Information section start
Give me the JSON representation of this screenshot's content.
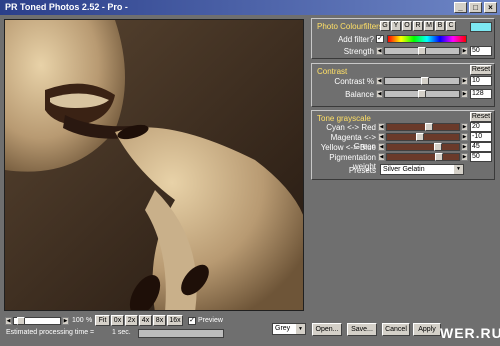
{
  "window": {
    "title": "PR Toned Photos 2.52 - Pro -",
    "min": "_",
    "max": "□",
    "close": "×"
  },
  "colourfilters": {
    "title": "Photo Colourfilters",
    "buttons": [
      "G",
      "Y",
      "O",
      "R",
      "M",
      "B",
      "C"
    ],
    "add_filter_label": "Add filter?",
    "add_filter_checked": "✓",
    "strength_label": "Strength",
    "strength_value": "50",
    "strength_level": 0.5
  },
  "contrast": {
    "title": "Contrast",
    "reset": "Reset",
    "contrast_label": "Contrast %",
    "contrast_value": "10",
    "contrast_level": 0.55,
    "balance_label": "Balance",
    "balance_value": "128",
    "balance_level": 0.5
  },
  "tone": {
    "title": "Tone grayscale",
    "reset": "Reset",
    "rows": [
      {
        "label": "Cyan <-> Red",
        "value": "20",
        "level": 0.6
      },
      {
        "label": "Magenta <-> Green",
        "value": "-10",
        "level": 0.45
      },
      {
        "label": "Yellow <-> Blue",
        "value": "45",
        "level": 0.73
      },
      {
        "label": "Pigmentation weight",
        "value": "50",
        "level": 0.75
      }
    ],
    "presets_label": "Presets",
    "presets_value": "Silver Gelatin"
  },
  "bottom": {
    "zoom_value": "100",
    "zoom_unit": "%",
    "zoom_buttons": [
      "Fit",
      "0x",
      "2x",
      "4x",
      "8x",
      "16x"
    ],
    "preview_label": "Preview",
    "preview_checked": "✓",
    "estimate": "Estimated processing time =",
    "estimate_value": "1 sec.",
    "mode_value": "Grey",
    "open": "Open...",
    "save": "Save...",
    "cancel": "Cancel",
    "apply": "Apply"
  },
  "watermark": "WER.RU",
  "colors": {
    "title_start": "#2b3f8a",
    "legend": "#ffe066",
    "bg": "#6f6f6f"
  }
}
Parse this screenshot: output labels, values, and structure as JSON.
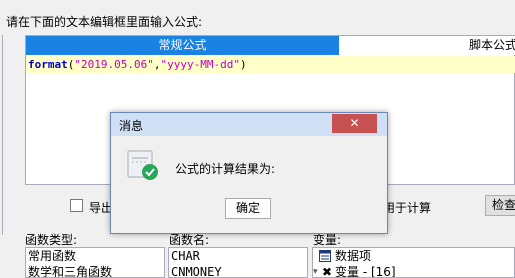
{
  "prompt": "请在下面的文本编辑框里面输入公式:",
  "tabs": {
    "active": "常规公式",
    "other": "脚本公式"
  },
  "formula": {
    "fn": "format",
    "open": "(",
    "arg1": "\"2019.05.06\"",
    "comma": ",",
    "arg2": "\"yyyy-MM-dd\"",
    "close": ")"
  },
  "options": {
    "export_label": "导出",
    "use_label": "用于计算",
    "check_button": "检查"
  },
  "function_type": {
    "label": "函数类型:",
    "items": [
      "常用函数",
      "数学和三角函数"
    ]
  },
  "function_names": {
    "label": "函数名:",
    "items": [
      "CHAR",
      "CNMONEY"
    ]
  },
  "variables": {
    "label": "变量:",
    "items": [
      "数据项",
      "变量 - [16]"
    ]
  },
  "dialog": {
    "title": "消息",
    "close": "✕",
    "message": "公式的计算结果为:",
    "ok": "确定"
  }
}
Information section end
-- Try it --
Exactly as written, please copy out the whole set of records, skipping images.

-- Task output --
Give me the JSON representation of this screenshot's content.
{
  "window": {
    "title": "PR Toned Photos 2.52 - Pro -",
    "min": "_",
    "max": "□",
    "close": "×"
  },
  "colourfilters": {
    "title": "Photo Colourfilters",
    "buttons": [
      "G",
      "Y",
      "O",
      "R",
      "M",
      "B",
      "C"
    ],
    "add_filter_label": "Add filter?",
    "add_filter_checked": "✓",
    "strength_label": "Strength",
    "strength_value": "50",
    "strength_level": 0.5
  },
  "contrast": {
    "title": "Contrast",
    "reset": "Reset",
    "contrast_label": "Contrast %",
    "contrast_value": "10",
    "contrast_level": 0.55,
    "balance_label": "Balance",
    "balance_value": "128",
    "balance_level": 0.5
  },
  "tone": {
    "title": "Tone grayscale",
    "reset": "Reset",
    "rows": [
      {
        "label": "Cyan <-> Red",
        "value": "20",
        "level": 0.6
      },
      {
        "label": "Magenta <-> Green",
        "value": "-10",
        "level": 0.45
      },
      {
        "label": "Yellow <-> Blue",
        "value": "45",
        "level": 0.73
      },
      {
        "label": "Pigmentation weight",
        "value": "50",
        "level": 0.75
      }
    ],
    "presets_label": "Presets",
    "presets_value": "Silver Gelatin"
  },
  "bottom": {
    "zoom_value": "100",
    "zoom_unit": "%",
    "zoom_buttons": [
      "Fit",
      "0x",
      "2x",
      "4x",
      "8x",
      "16x"
    ],
    "preview_label": "Preview",
    "preview_checked": "✓",
    "estimate": "Estimated processing time =",
    "estimate_value": "1 sec.",
    "mode_value": "Grey",
    "open": "Open...",
    "save": "Save...",
    "cancel": "Cancel",
    "apply": "Apply"
  },
  "watermark": "WER.RU",
  "colors": {
    "title_start": "#2b3f8a",
    "legend": "#ffe066",
    "bg": "#6f6f6f"
  }
}
Parse this screenshot: output labels, values, and structure as JSON.
{
  "prompt": "请在下面的文本编辑框里面输入公式:",
  "tabs": {
    "active": "常规公式",
    "other": "脚本公式"
  },
  "formula": {
    "fn": "format",
    "open": "(",
    "arg1": "\"2019.05.06\"",
    "comma": ",",
    "arg2": "\"yyyy-MM-dd\"",
    "close": ")"
  },
  "options": {
    "export_label": "导出",
    "use_label": "用于计算",
    "check_button": "检查"
  },
  "function_type": {
    "label": "函数类型:",
    "items": [
      "常用函数",
      "数学和三角函数"
    ]
  },
  "function_names": {
    "label": "函数名:",
    "items": [
      "CHAR",
      "CNMONEY"
    ]
  },
  "variables": {
    "label": "变量:",
    "items": [
      "数据项",
      "变量 - [16]"
    ]
  },
  "dialog": {
    "title": "消息",
    "close": "✕",
    "message": "公式的计算结果为:",
    "ok": "确定"
  }
}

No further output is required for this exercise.